● **EXERCISE DIRECTIONS**: All of the data must be returned exactly as given.

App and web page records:
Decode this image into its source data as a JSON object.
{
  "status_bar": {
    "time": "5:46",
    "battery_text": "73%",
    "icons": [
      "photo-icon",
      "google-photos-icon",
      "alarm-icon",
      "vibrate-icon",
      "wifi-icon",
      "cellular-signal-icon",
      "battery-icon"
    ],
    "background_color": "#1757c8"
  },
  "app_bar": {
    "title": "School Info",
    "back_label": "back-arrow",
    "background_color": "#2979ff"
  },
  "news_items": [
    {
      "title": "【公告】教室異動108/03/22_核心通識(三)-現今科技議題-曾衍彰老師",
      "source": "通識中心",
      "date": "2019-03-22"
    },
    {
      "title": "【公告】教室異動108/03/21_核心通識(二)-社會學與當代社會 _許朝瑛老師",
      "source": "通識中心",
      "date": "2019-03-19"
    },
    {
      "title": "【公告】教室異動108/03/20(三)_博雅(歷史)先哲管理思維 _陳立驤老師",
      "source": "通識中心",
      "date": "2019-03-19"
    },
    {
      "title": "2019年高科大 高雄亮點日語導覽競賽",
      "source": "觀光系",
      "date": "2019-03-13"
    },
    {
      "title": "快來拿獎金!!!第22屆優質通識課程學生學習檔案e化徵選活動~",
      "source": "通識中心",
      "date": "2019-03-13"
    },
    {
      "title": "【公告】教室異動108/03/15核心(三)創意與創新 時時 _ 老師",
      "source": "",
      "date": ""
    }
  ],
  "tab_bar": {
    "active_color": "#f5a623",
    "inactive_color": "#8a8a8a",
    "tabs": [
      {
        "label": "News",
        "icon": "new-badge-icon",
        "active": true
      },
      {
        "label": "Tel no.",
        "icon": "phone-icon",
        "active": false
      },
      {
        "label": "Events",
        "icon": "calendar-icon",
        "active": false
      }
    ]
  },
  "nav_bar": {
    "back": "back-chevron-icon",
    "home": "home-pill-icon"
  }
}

● **YOUR RESPONSE**:
Decode this image into its source data as a JSON object.
{
  "status_bar": {
    "time": "5:46",
    "battery_text": "73%",
    "icons": [
      "photo-icon",
      "google-photos-icon",
      "alarm-icon",
      "vibrate-icon",
      "wifi-icon",
      "cellular-signal-icon",
      "battery-icon"
    ],
    "background_color": "#1757c8"
  },
  "app_bar": {
    "title": "School Info",
    "back_label": "back-arrow",
    "background_color": "#2979ff"
  },
  "news_items": [
    {
      "title": "【公告】教室異動108/03/22_核心通識(三)-現今科技議題-曾衍彰老師",
      "source": "通識中心",
      "date": "2019-03-22"
    },
    {
      "title": "【公告】教室異動108/03/21_核心通識(二)-社會學與當代社會 _許朝瑛老師",
      "source": "通識中心",
      "date": "2019-03-19"
    },
    {
      "title": "【公告】教室異動108/03/20(三)_博雅(歷史)先哲管理思維 _陳立驤老師",
      "source": "通識中心",
      "date": "2019-03-19"
    },
    {
      "title": "2019年高科大 高雄亮點日語導覽競賽",
      "source": "觀光系",
      "date": "2019-03-13"
    },
    {
      "title": "快來拿獎金!!!第22屆優質通識課程學生學習檔案e化徵選活動~",
      "source": "通識中心",
      "date": "2019-03-13"
    },
    {
      "title": "【公告】教室異動108/03/15核心(三)創意與創新 時時 _ 老師",
      "source": "",
      "date": ""
    }
  ],
  "tab_bar": {
    "active_color": "#f5a623",
    "inactive_color": "#8a8a8a",
    "tabs": [
      {
        "label": "News",
        "icon": "new-badge-icon",
        "active": true
      },
      {
        "label": "Tel no.",
        "icon": "phone-icon",
        "active": false
      },
      {
        "label": "Events",
        "icon": "calendar-icon",
        "active": false
      }
    ]
  },
  "nav_bar": {
    "back": "back-chevron-icon",
    "home": "home-pill-icon"
  }
}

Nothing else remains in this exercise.